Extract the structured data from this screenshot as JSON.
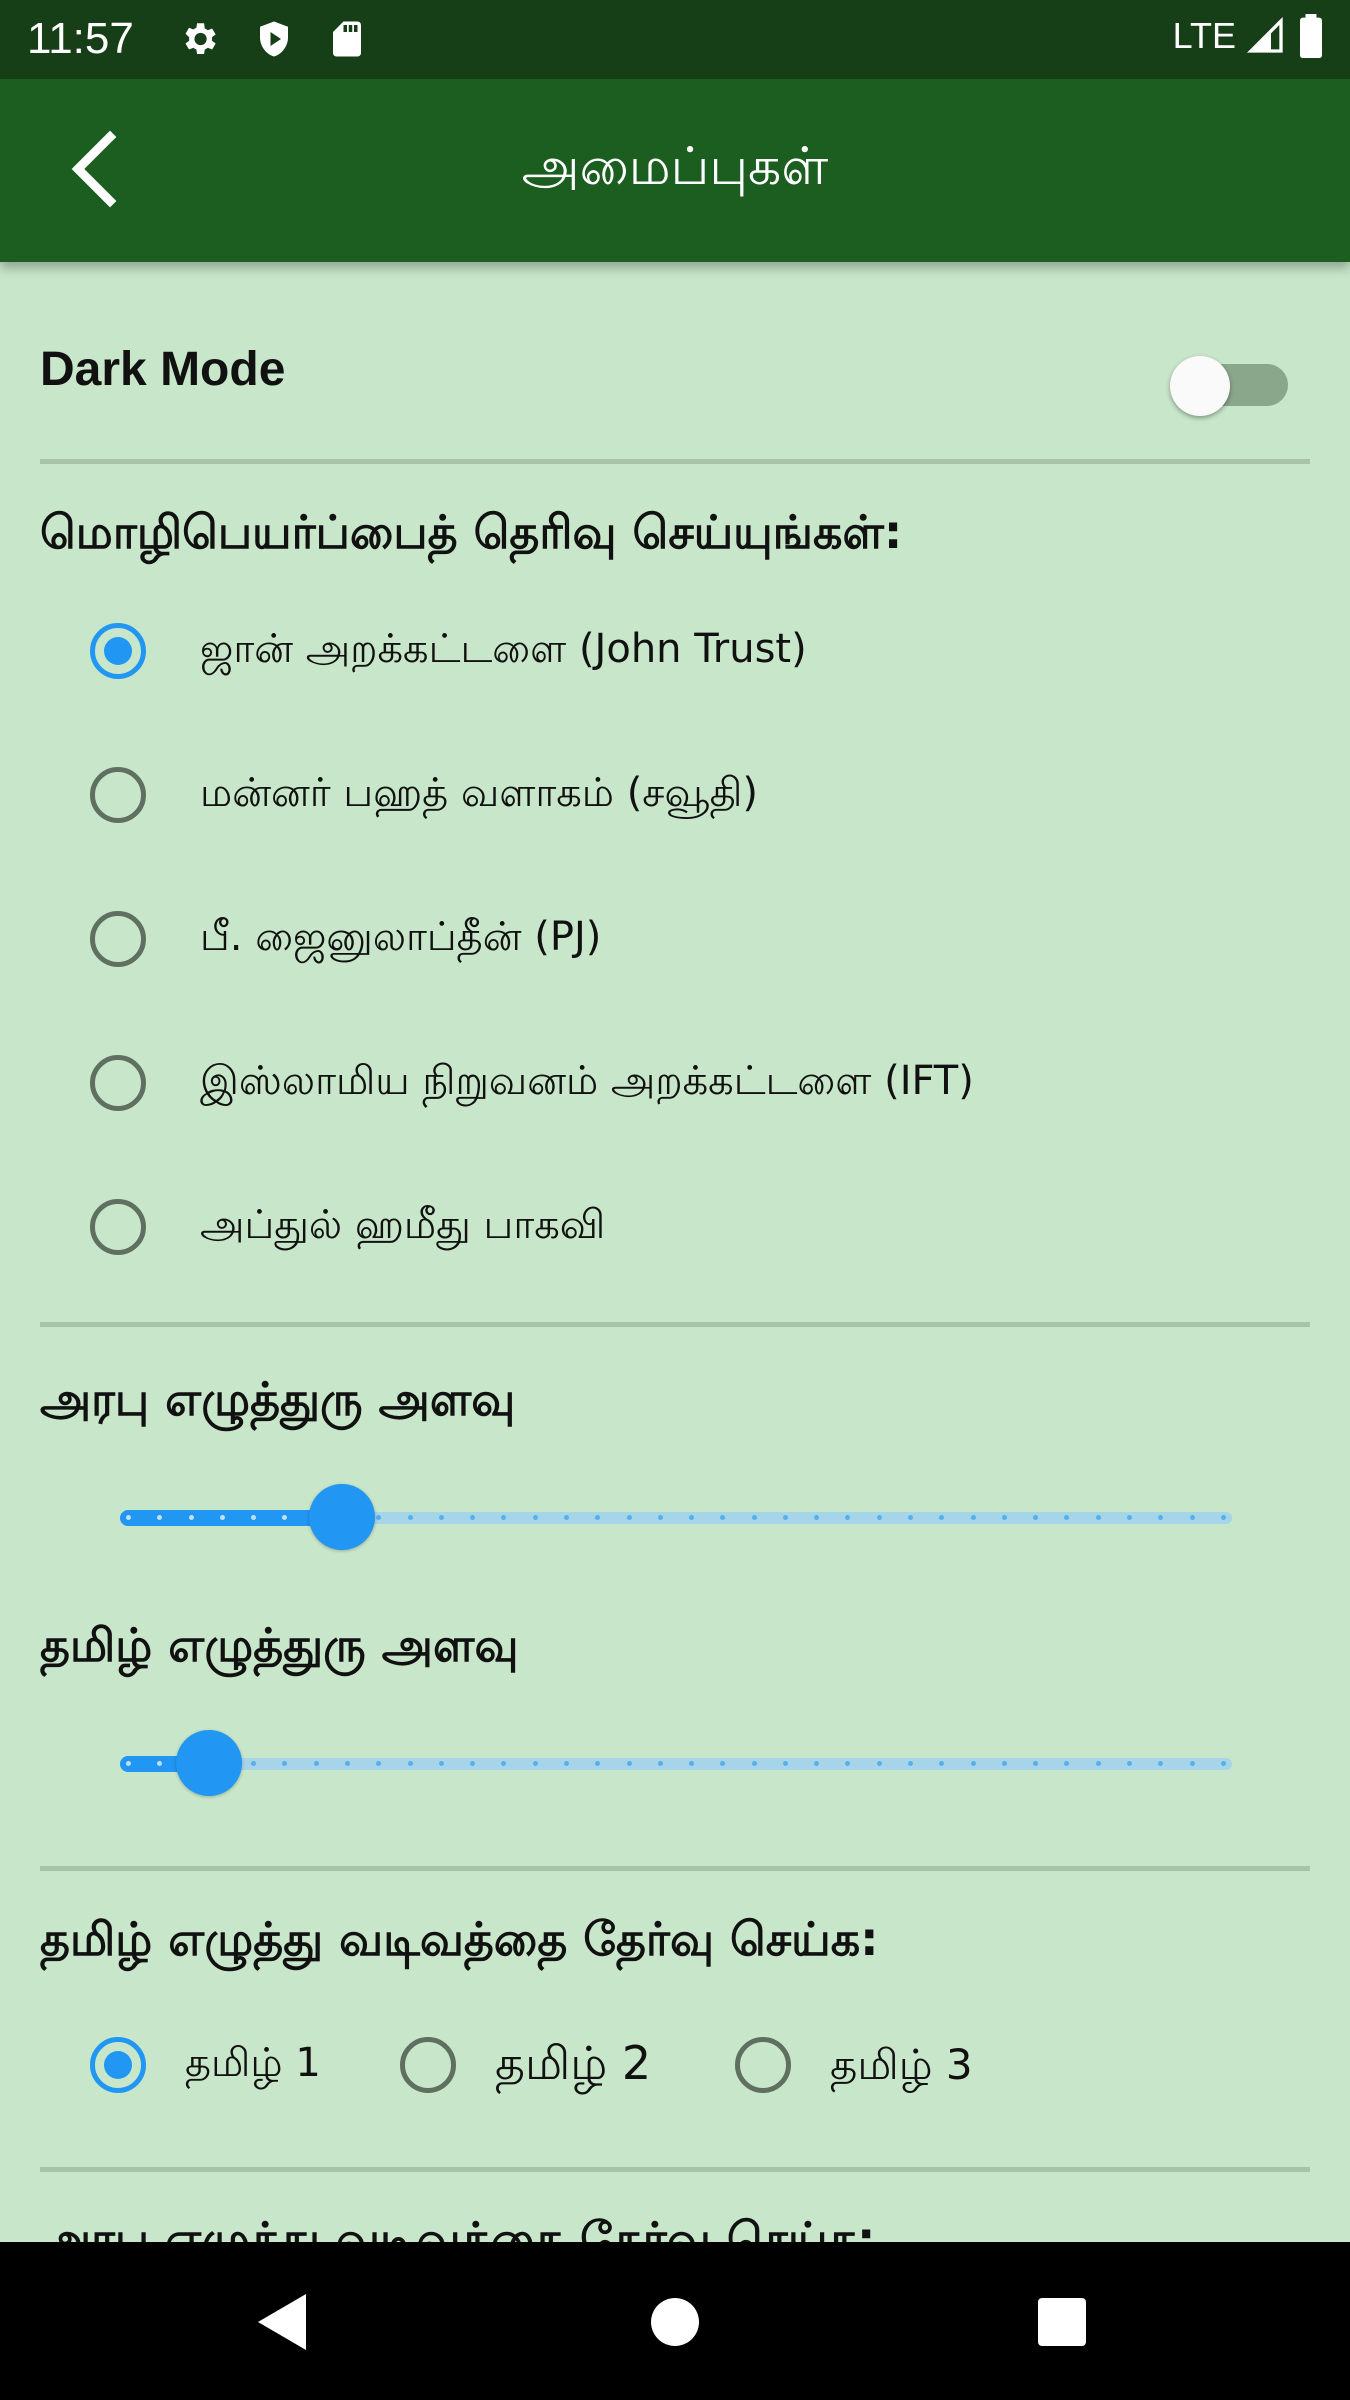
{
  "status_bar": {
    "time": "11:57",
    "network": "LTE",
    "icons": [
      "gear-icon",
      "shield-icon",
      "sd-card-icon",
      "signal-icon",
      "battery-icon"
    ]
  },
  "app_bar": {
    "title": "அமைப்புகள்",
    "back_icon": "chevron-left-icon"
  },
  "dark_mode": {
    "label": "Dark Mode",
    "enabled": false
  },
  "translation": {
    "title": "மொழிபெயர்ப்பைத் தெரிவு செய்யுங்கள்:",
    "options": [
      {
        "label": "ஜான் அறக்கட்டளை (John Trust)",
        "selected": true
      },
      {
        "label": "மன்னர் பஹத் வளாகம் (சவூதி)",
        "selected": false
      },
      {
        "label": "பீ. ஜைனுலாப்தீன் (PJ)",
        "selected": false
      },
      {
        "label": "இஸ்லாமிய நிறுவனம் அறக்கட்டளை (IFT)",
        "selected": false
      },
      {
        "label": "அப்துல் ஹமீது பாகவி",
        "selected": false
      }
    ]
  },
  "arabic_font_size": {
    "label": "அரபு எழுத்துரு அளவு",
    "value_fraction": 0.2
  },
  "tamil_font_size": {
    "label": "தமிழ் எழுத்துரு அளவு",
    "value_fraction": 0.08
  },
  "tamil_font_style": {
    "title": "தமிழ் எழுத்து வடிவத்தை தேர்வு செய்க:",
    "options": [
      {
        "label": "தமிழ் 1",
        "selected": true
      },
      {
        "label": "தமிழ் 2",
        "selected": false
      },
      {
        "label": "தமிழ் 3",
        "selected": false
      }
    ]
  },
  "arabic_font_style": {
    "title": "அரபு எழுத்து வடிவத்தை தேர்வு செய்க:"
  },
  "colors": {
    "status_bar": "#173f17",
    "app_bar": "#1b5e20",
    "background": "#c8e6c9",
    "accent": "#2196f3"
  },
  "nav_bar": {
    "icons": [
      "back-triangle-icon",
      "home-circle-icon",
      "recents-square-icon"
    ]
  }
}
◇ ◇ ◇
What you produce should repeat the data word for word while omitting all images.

Extract the structured data from this screenshot as JSON.
{
  "status_bar": {
    "time": "11:57",
    "network": "LTE",
    "icons": [
      "gear-icon",
      "shield-icon",
      "sd-card-icon",
      "signal-icon",
      "battery-icon"
    ]
  },
  "app_bar": {
    "title": "அமைப்புகள்",
    "back_icon": "chevron-left-icon"
  },
  "dark_mode": {
    "label": "Dark Mode",
    "enabled": false
  },
  "translation": {
    "title": "மொழிபெயர்ப்பைத் தெரிவு செய்யுங்கள்:",
    "options": [
      {
        "label": "ஜான் அறக்கட்டளை (John Trust)",
        "selected": true
      },
      {
        "label": "மன்னர் பஹத் வளாகம் (சவூதி)",
        "selected": false
      },
      {
        "label": "பீ. ஜைனுலாப்தீன் (PJ)",
        "selected": false
      },
      {
        "label": "இஸ்லாமிய நிறுவனம் அறக்கட்டளை (IFT)",
        "selected": false
      },
      {
        "label": "அப்துல் ஹமீது பாகவி",
        "selected": false
      }
    ]
  },
  "arabic_font_size": {
    "label": "அரபு எழுத்துரு அளவு",
    "value_fraction": 0.2
  },
  "tamil_font_size": {
    "label": "தமிழ் எழுத்துரு அளவு",
    "value_fraction": 0.08
  },
  "tamil_font_style": {
    "title": "தமிழ் எழுத்து வடிவத்தை தேர்வு செய்க:",
    "options": [
      {
        "label": "தமிழ் 1",
        "selected": true
      },
      {
        "label": "தமிழ் 2",
        "selected": false
      },
      {
        "label": "தமிழ் 3",
        "selected": false
      }
    ]
  },
  "arabic_font_style": {
    "title": "அரபு எழுத்து வடிவத்தை தேர்வு செய்க:"
  },
  "colors": {
    "status_bar": "#173f17",
    "app_bar": "#1b5e20",
    "background": "#c8e6c9",
    "accent": "#2196f3"
  },
  "nav_bar": {
    "icons": [
      "back-triangle-icon",
      "home-circle-icon",
      "recents-square-icon"
    ]
  }
}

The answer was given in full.